Roald Dahl’s Matilda the Musical
A screen adaptation of the gargantuan, critically and commercially successful stage musical of Roald Dahl’s beloved 1988 children’s classic, Matilda the Musical is a kaleidoscopic, glittering piece of entertainment. Glued together by Tim Minchin’s musical dexterity, the film strikes the extraordinarily diverse emotional beats present in Dahl’s bibliography.
The wondrous catharsis of Matilda’s character, the joyous fantasy and the loveliness of Miss Honey, all feel elevated in the glitzy sheen of a record-breaking stage musical (it received the most amount of Olivier Awards won in a single year), while the darkness that inflects so much of Dahl’s work still booms (Minchin’s song introducing the Dickensian Crunchem Hall to Matilda is a particular high point). The almost nightmarish quality inherent in Dahl’s story does lurk further behind the waggishly charming lustre of its veneer, however, particularly when assessed next to the 1996 Danny DeVito classic, still the definitive screen version of the story.
Still, Matilda the Musical offers a different texture, a different slant, to a new generation. It is naturally a film whose aesthetics and production values are up in the clouds, with enthrallingly elaborate musical set pieces and bold colour schemes. While DeVito’s Matilda had a family unit whose relative realism made Matilda’s traumatic domestic circumstance seem shockingly affecting for a children’s film, the set design of the Wormwood household, as well as Stephen Graham and Andrea Riseborough’s incarnations of Matilda’s parents, feel directed to the precipice of distracting caricature, but the conviction of their performances never allows them to be anything other than entertaining.

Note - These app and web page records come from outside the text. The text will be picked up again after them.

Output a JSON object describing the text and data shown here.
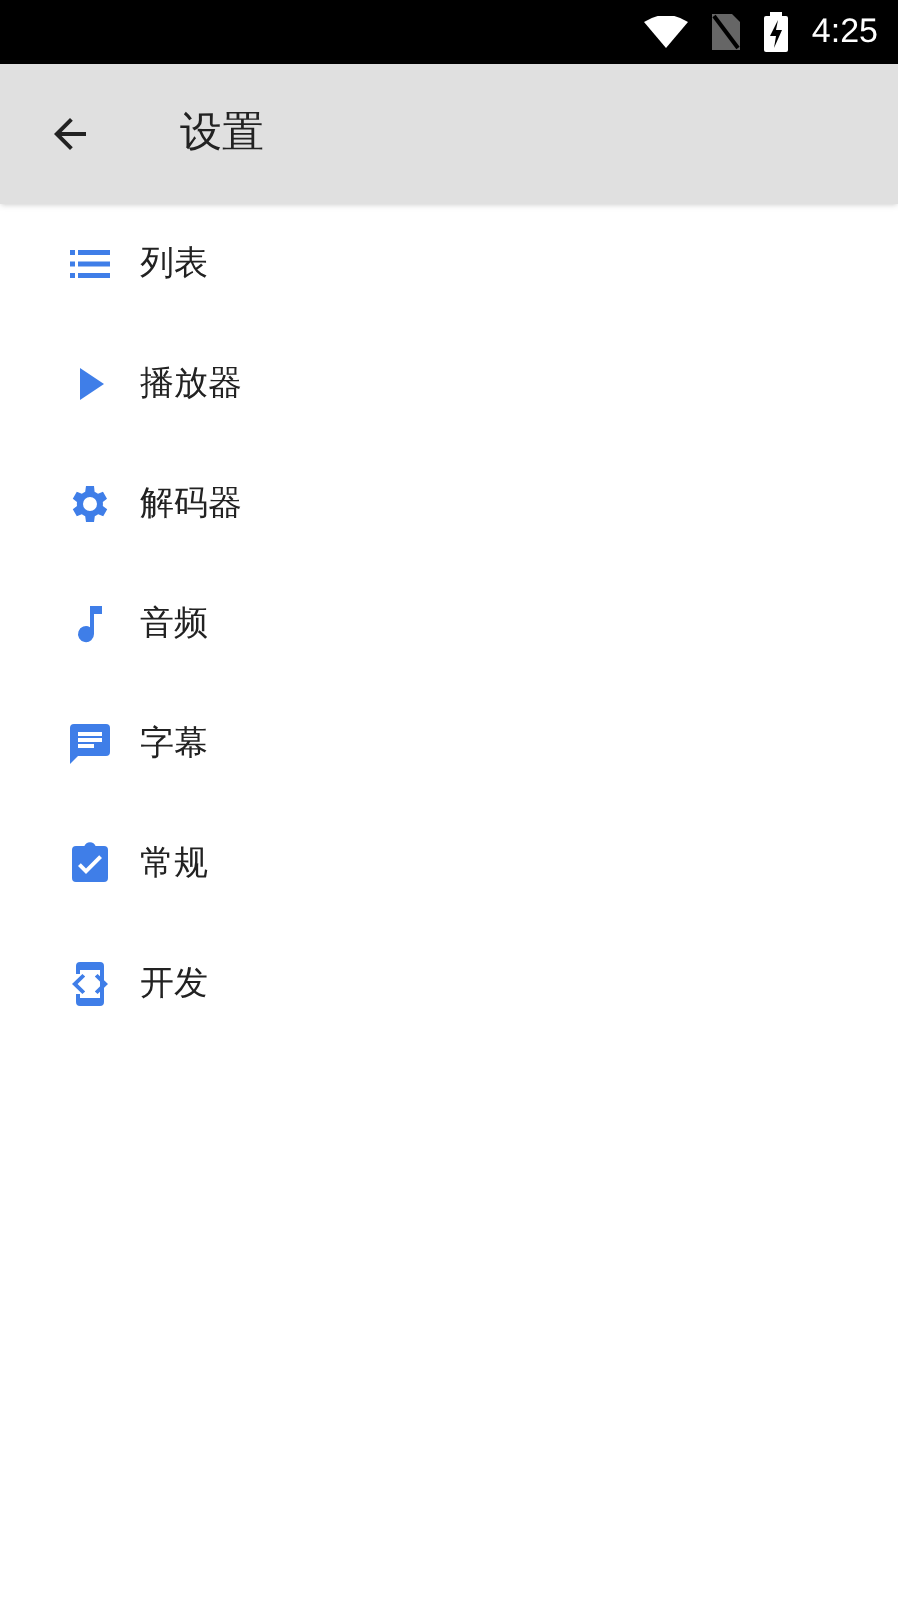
{
  "status_bar": {
    "time": "4:25"
  },
  "app_bar": {
    "title": "设置"
  },
  "items": [
    {
      "kind": "list",
      "label": "列表"
    },
    {
      "kind": "play",
      "label": "播放器"
    },
    {
      "kind": "gear",
      "label": "解码器"
    },
    {
      "kind": "music",
      "label": "音频"
    },
    {
      "kind": "chat",
      "label": "字幕"
    },
    {
      "kind": "clipboard",
      "label": "常规"
    },
    {
      "kind": "code",
      "label": "开发"
    }
  ]
}
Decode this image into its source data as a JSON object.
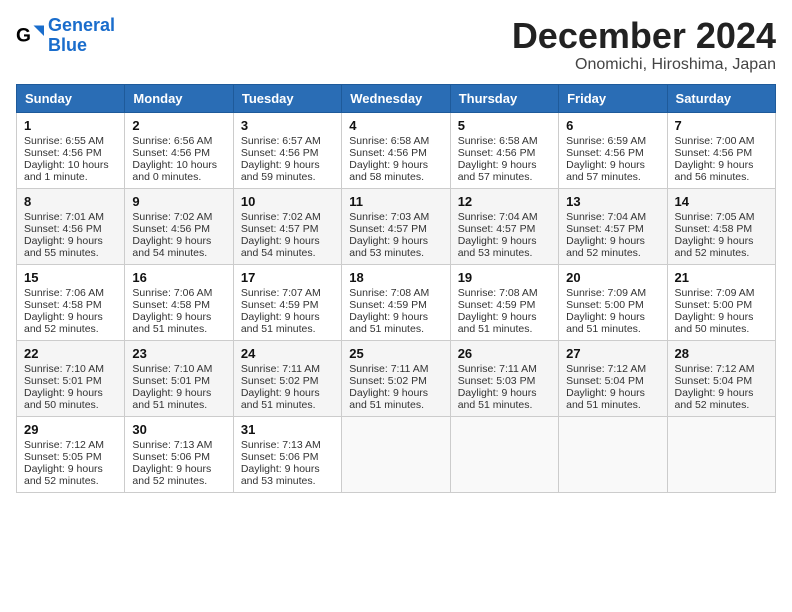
{
  "logo": {
    "line1": "General",
    "line2": "Blue"
  },
  "title": "December 2024",
  "location": "Onomichi, Hiroshima, Japan",
  "days_of_week": [
    "Sunday",
    "Monday",
    "Tuesday",
    "Wednesday",
    "Thursday",
    "Friday",
    "Saturday"
  ],
  "weeks": [
    [
      {
        "day": 1,
        "sunrise": "6:55 AM",
        "sunset": "4:56 PM",
        "daylight": "10 hours and 1 minute."
      },
      {
        "day": 2,
        "sunrise": "6:56 AM",
        "sunset": "4:56 PM",
        "daylight": "10 hours and 0 minutes."
      },
      {
        "day": 3,
        "sunrise": "6:57 AM",
        "sunset": "4:56 PM",
        "daylight": "9 hours and 59 minutes."
      },
      {
        "day": 4,
        "sunrise": "6:58 AM",
        "sunset": "4:56 PM",
        "daylight": "9 hours and 58 minutes."
      },
      {
        "day": 5,
        "sunrise": "6:58 AM",
        "sunset": "4:56 PM",
        "daylight": "9 hours and 57 minutes."
      },
      {
        "day": 6,
        "sunrise": "6:59 AM",
        "sunset": "4:56 PM",
        "daylight": "9 hours and 57 minutes."
      },
      {
        "day": 7,
        "sunrise": "7:00 AM",
        "sunset": "4:56 PM",
        "daylight": "9 hours and 56 minutes."
      }
    ],
    [
      {
        "day": 8,
        "sunrise": "7:01 AM",
        "sunset": "4:56 PM",
        "daylight": "9 hours and 55 minutes."
      },
      {
        "day": 9,
        "sunrise": "7:02 AM",
        "sunset": "4:56 PM",
        "daylight": "9 hours and 54 minutes."
      },
      {
        "day": 10,
        "sunrise": "7:02 AM",
        "sunset": "4:57 PM",
        "daylight": "9 hours and 54 minutes."
      },
      {
        "day": 11,
        "sunrise": "7:03 AM",
        "sunset": "4:57 PM",
        "daylight": "9 hours and 53 minutes."
      },
      {
        "day": 12,
        "sunrise": "7:04 AM",
        "sunset": "4:57 PM",
        "daylight": "9 hours and 53 minutes."
      },
      {
        "day": 13,
        "sunrise": "7:04 AM",
        "sunset": "4:57 PM",
        "daylight": "9 hours and 52 minutes."
      },
      {
        "day": 14,
        "sunrise": "7:05 AM",
        "sunset": "4:58 PM",
        "daylight": "9 hours and 52 minutes."
      }
    ],
    [
      {
        "day": 15,
        "sunrise": "7:06 AM",
        "sunset": "4:58 PM",
        "daylight": "9 hours and 52 minutes."
      },
      {
        "day": 16,
        "sunrise": "7:06 AM",
        "sunset": "4:58 PM",
        "daylight": "9 hours and 51 minutes."
      },
      {
        "day": 17,
        "sunrise": "7:07 AM",
        "sunset": "4:59 PM",
        "daylight": "9 hours and 51 minutes."
      },
      {
        "day": 18,
        "sunrise": "7:08 AM",
        "sunset": "4:59 PM",
        "daylight": "9 hours and 51 minutes."
      },
      {
        "day": 19,
        "sunrise": "7:08 AM",
        "sunset": "4:59 PM",
        "daylight": "9 hours and 51 minutes."
      },
      {
        "day": 20,
        "sunrise": "7:09 AM",
        "sunset": "5:00 PM",
        "daylight": "9 hours and 51 minutes."
      },
      {
        "day": 21,
        "sunrise": "7:09 AM",
        "sunset": "5:00 PM",
        "daylight": "9 hours and 50 minutes."
      }
    ],
    [
      {
        "day": 22,
        "sunrise": "7:10 AM",
        "sunset": "5:01 PM",
        "daylight": "9 hours and 50 minutes."
      },
      {
        "day": 23,
        "sunrise": "7:10 AM",
        "sunset": "5:01 PM",
        "daylight": "9 hours and 51 minutes."
      },
      {
        "day": 24,
        "sunrise": "7:11 AM",
        "sunset": "5:02 PM",
        "daylight": "9 hours and 51 minutes."
      },
      {
        "day": 25,
        "sunrise": "7:11 AM",
        "sunset": "5:02 PM",
        "daylight": "9 hours and 51 minutes."
      },
      {
        "day": 26,
        "sunrise": "7:11 AM",
        "sunset": "5:03 PM",
        "daylight": "9 hours and 51 minutes."
      },
      {
        "day": 27,
        "sunrise": "7:12 AM",
        "sunset": "5:04 PM",
        "daylight": "9 hours and 51 minutes."
      },
      {
        "day": 28,
        "sunrise": "7:12 AM",
        "sunset": "5:04 PM",
        "daylight": "9 hours and 52 minutes."
      }
    ],
    [
      {
        "day": 29,
        "sunrise": "7:12 AM",
        "sunset": "5:05 PM",
        "daylight": "9 hours and 52 minutes."
      },
      {
        "day": 30,
        "sunrise": "7:13 AM",
        "sunset": "5:06 PM",
        "daylight": "9 hours and 52 minutes."
      },
      {
        "day": 31,
        "sunrise": "7:13 AM",
        "sunset": "5:06 PM",
        "daylight": "9 hours and 53 minutes."
      },
      null,
      null,
      null,
      null
    ]
  ]
}
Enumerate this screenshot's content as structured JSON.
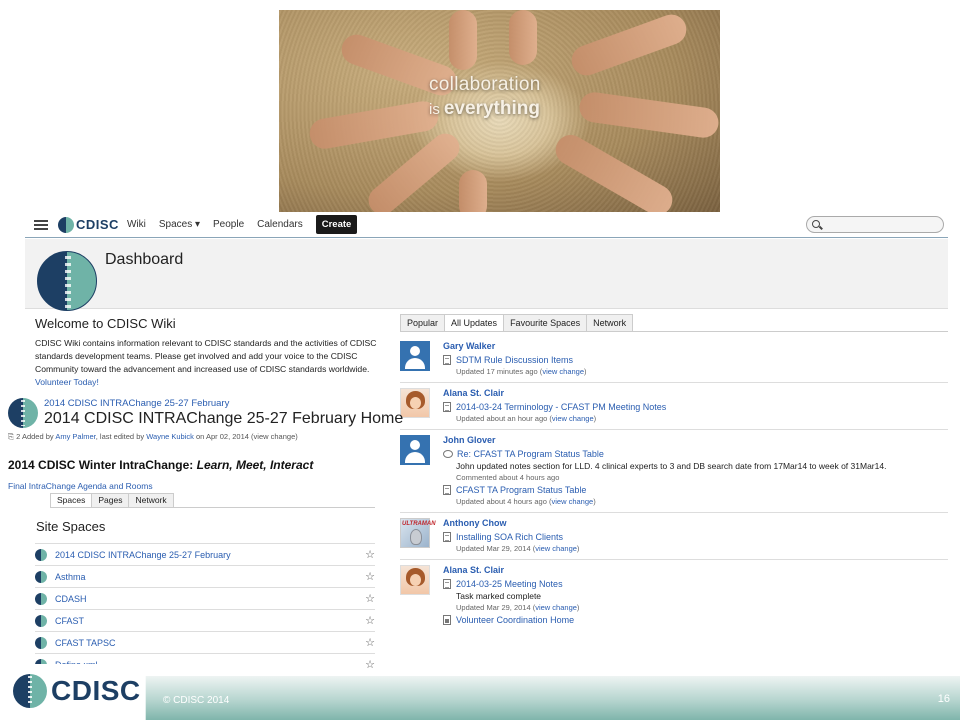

Alisha Weir puts her stamp on the beloved titular character for her breakout role, a feat that cannot be sniffed at. She nails the spiky mischief of her telekinetic child prodigy, ramping it up to a peak we haven’t yet seen on the screen, while Emma Thompson indulges in heaps of thespian delight which consumes the screen, although her take on the trauma-inducing, beastly headmistress makes you more aware you are watching a loud, swelled burlesque of an archetype than Pam Ferris’s frightening realisation.
The best casting choice, however, is Lashana Lynch, who continues to show her range after the biting, physical gusto of her turn in No Time to Die, although, strangely, her grace in that role may have signposted a performance in this register more so than one may have immediately thought.
It is quite an achievement that Matilda the Musical embraces its showy roots without ever feeling stagey or distractingly manufactured, although it is designed to an absolute tee. It breezes along on a cloud without getting anchored by the weight of expectation or comparison, and romps its way to its trimmed-down two-hour duration in what feels like half the time, and reflects the mischief and childish brass neck of Weir’s luminous Matilda.
Roald Dahl’s Matilda the Musical is released in UK cinemas on 25th November 2022.
Read more reviews and interviews from our London Film Festival 2022 coverage here.
For further information about the festival visit the official BFI website here.
Watch the trailer for Roald Dahl’s Matilda the Musical here: